The Formosat-5 was initially scheduled to launch four years ago aboard a much smaller rocket at a cost of less than half of the estimated $62 million that it now costs for a commercial launch aboard a Falcon 9.
Another week, another successful rocket launch and recovery by Elon Musk's groundbreaking, Mars-seeking company, SpaceX.
The Formosat-5, an Earth observation satellite built by Taiwan's National Space Organization, successfully deployed more than 11 minutes after liftoff. Eastern, at the beginning of a 42-minute launch window.
According to Space.com, the Formosat-5 satellite is created to operate in a sun-synchronous orbit about 447 miles (720 kilometers) above Earth. The spacecraft carries cameras capable of producing panchromatic images at a resolution of two meters and color images at a resolution of four meters.
In another Facebook post before the launch, Tsai said FormoSat-5 was carrying Taiwanese technology as well as Taiwanese dream. However, Spaceflight announced in March that it had made a decision to find alternative rides for those secondary payloads because of "significant" delays it expected in the Formosat-5 launch.

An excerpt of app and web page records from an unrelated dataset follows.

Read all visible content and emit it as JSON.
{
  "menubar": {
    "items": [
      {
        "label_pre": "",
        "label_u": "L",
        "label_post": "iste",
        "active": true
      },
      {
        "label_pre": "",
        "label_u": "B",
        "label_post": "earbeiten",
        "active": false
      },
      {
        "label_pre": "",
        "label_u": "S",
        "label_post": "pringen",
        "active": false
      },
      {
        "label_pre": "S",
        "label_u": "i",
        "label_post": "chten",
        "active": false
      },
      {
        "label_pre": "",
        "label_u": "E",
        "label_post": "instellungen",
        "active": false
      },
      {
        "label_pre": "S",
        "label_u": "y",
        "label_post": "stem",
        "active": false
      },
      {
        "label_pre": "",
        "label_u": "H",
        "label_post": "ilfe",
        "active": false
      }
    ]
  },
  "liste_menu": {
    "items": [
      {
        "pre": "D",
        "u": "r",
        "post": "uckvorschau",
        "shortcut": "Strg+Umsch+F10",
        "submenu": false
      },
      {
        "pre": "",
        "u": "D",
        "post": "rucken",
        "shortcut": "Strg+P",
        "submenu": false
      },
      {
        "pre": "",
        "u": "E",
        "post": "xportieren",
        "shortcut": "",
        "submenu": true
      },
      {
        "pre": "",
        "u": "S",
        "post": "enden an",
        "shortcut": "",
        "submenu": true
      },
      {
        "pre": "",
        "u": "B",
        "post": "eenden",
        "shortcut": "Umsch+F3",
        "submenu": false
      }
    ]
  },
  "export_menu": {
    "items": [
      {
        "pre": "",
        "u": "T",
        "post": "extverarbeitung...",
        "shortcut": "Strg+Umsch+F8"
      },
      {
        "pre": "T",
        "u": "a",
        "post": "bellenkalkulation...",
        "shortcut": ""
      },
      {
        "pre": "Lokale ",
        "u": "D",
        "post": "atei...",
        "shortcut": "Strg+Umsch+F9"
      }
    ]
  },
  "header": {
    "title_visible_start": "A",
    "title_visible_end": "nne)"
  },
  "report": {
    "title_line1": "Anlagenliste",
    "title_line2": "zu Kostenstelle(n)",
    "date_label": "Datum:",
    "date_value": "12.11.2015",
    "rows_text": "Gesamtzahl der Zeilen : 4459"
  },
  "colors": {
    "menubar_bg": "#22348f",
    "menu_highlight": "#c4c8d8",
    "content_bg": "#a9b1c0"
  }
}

The launch went off as planned from VAFB's Space Launch Complex-4 just after 11:51 a.m. After the first stage sends the satellite on its way to low Earth orbit, the booster will attempt a landing on a drone ship in the Pacific Ocean. The other six rocket landings have occurred at "Landing Zone 1", a SpaceX facility at Cape Canaveral Air Force Station in Florida.